How to Forecast During Unprecedented Uncertainty

By no means do I consider us out of this pandemic. There is plenty ahead with unexpected twists and turns; however, now that we are past the initial phase, it is an excellent time to reflect to prepare for what's next.

Never Forget the Underlying Sentiment.
Contrary to many of the experts, our clients did not discard their forecasts when this pandemic started. But getting through that initial shock . . . sucked. And while things have settled, it’s not over. There will be plenty of unexpected twists and turns. But this time, we all, including our clients, are better prepared. Below are key lessons to take in managing and improving your forecasting results during any time of stress and uncertainty.

Collaborative Communication.
Because of these circumstances, open, bi-lateral communication is vital. Before COVID, we typically held weekly or bi-weekly meetings with our clients. As soon as COVID hit, we started having daily touchpoints where we'd all share what we knew, what we didn't know, and what we all were speculating, as well as what we were doing. These times require honesty and that can be brutal at times. But that enabled us to be creative and come up with solutions to manage these situations. But back to my first point. We need each other.

Patterns were strange. Why?
Communication was crucial because none of us had seen these patterns before. We needed to interpret the ’why’, ’what is causing them’, and ‘what to do’. Since we work with a diverse client base, everyone was experiencing things differently. Our apparel retail clients closed their stores, but not everyone shared the same surge in online business. Our Food & Beverage CPG clients experienced unexpected growth and stockouts, other Consumer Products clients underwent massive channel sales shifts with some categories up, some down, and others not affected at all.

Here are a few simplistic examples, which with hindsight, are easy to explain:

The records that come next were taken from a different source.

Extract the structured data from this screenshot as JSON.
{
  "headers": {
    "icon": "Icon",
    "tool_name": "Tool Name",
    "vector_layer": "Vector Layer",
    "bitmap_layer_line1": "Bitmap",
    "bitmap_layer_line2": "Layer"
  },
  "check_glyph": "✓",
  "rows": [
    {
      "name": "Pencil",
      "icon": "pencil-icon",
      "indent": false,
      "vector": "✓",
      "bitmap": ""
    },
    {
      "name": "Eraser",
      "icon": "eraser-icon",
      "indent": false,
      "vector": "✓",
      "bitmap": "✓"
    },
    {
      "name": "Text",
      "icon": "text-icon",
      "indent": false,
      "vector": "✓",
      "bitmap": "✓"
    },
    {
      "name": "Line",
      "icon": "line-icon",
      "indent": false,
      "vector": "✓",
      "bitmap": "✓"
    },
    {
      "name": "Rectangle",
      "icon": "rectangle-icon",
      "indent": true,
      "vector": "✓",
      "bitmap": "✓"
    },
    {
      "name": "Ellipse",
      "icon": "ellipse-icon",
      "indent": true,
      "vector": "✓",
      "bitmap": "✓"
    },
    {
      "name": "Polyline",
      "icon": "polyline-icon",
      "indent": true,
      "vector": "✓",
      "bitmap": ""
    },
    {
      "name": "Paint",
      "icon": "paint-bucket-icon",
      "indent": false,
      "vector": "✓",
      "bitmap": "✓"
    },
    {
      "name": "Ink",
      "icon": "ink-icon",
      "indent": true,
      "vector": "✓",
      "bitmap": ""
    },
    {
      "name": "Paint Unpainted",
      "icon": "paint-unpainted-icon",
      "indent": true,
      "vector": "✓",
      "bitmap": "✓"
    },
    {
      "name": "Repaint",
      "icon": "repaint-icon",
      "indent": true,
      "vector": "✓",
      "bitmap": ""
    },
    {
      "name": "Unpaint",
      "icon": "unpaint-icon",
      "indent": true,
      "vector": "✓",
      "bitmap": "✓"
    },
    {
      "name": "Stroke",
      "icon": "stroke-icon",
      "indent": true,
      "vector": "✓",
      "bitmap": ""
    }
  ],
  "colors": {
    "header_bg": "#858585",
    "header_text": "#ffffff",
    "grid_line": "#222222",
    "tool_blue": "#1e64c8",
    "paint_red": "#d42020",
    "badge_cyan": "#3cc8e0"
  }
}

  1. We saw a massive increase in mascara sales and a drop in lipstick sales occurring in different states and times. The cause: mask mandates. People show their eyes, but not their mouths.
  2. Personal grooming products and hair clippers immediately surged. The cause: hair salons and barbershops closed, so people started buying their own for home.

Forecasts were not Discarded.
As mentioned, contrary to many of the experts, our clients did not discard their forecasts. They didn't blindly follow them, either, because some forecast accuracies went to zero (Prior point: honesty). But not every forecast was inaccurate. Some retained their accuracy while others, to our surprise, were better. But all of them provided insights. The questions were, "What were they telling us? Why were they telling us this? What's the next action to take?" The best answers weren't by machine or man, but the combination of man and machine.

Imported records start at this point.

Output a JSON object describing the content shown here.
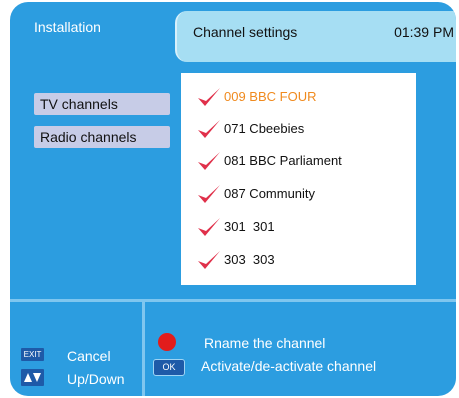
{
  "header": {
    "section_tab": "Installation",
    "title": "Channel settings",
    "time": "01:39 PM"
  },
  "sidebar": {
    "items": [
      {
        "label": "TV channels"
      },
      {
        "label": "Radio channels"
      }
    ]
  },
  "channels": [
    {
      "label": "009 BBC FOUR",
      "checked": true,
      "selected": true
    },
    {
      "label": "071 Cbeebies",
      "checked": true,
      "selected": false
    },
    {
      "label": "081 BBC Parliament",
      "checked": true,
      "selected": false
    },
    {
      "label": "087 Community",
      "checked": true,
      "selected": false
    },
    {
      "label": "301  301",
      "checked": true,
      "selected": false
    },
    {
      "label": "303  303",
      "checked": true,
      "selected": false
    }
  ],
  "footer": {
    "exit_key": "EXIT",
    "cancel_label": "Cancel",
    "updown_label": "Up/Down",
    "ok_key": "OK",
    "rename_label": "Rname the channel",
    "activate_label": "Activate/de-activate channel"
  },
  "colors": {
    "background": "#2c9de0",
    "header_tab": "#a6def3",
    "selected_text": "#f08a1e",
    "checkmark": "#e0304a",
    "red_key": "#e21c1c",
    "key_blue": "#1e5aa8"
  },
  "icons": {
    "check": "checkmark-icon",
    "red_button": "red-button-icon",
    "updown": "up-down-arrows-icon"
  }
}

A lot of trials. Even more error.
Science is about experimentation, trial, and error. And during this period, there were many trials and even more errors. We had these fantastic ideas, and then we would try it . . . and fail miserably. Those were humbling experiences. On the other hand, sometimes we’d throw stuff at the wall to see what would stick and, amazingly, some things worked brilliantly. But that is science, and sometimes progress happens that way: happy accidents.

Elegance in Simplicity.
For complicated situations, you think you need complicated solutions. We love trying out new techniques, the latest algorithms, and jumping into all the models. We are an AI company. But there were times where we gained incredible value from doing extensive data analysis and descriptive analytics. Why? It showed us what was going on and identified data issues. We didn't get caught up in making an existing solution solve the problem. We focused on finding a solution to the problem, whatever that solution was.

We Became Better.
While this experience was extremely stressful, I take great satisfaction in how we responded. We proactively worked with our clients on a common goal, increased our communication, troubleshot problems, and employed a lot of experimentation. As a result, we've improved our ability to predict consumer demand. Our reporting and analytics have improved. And finally, we've enhanced our own AI and machine learning techniques to tag these types of events, consider leading market signals, and respond even more quickly to consumer demand changes. While we're never sure of what's next, we and our clients are better prepared.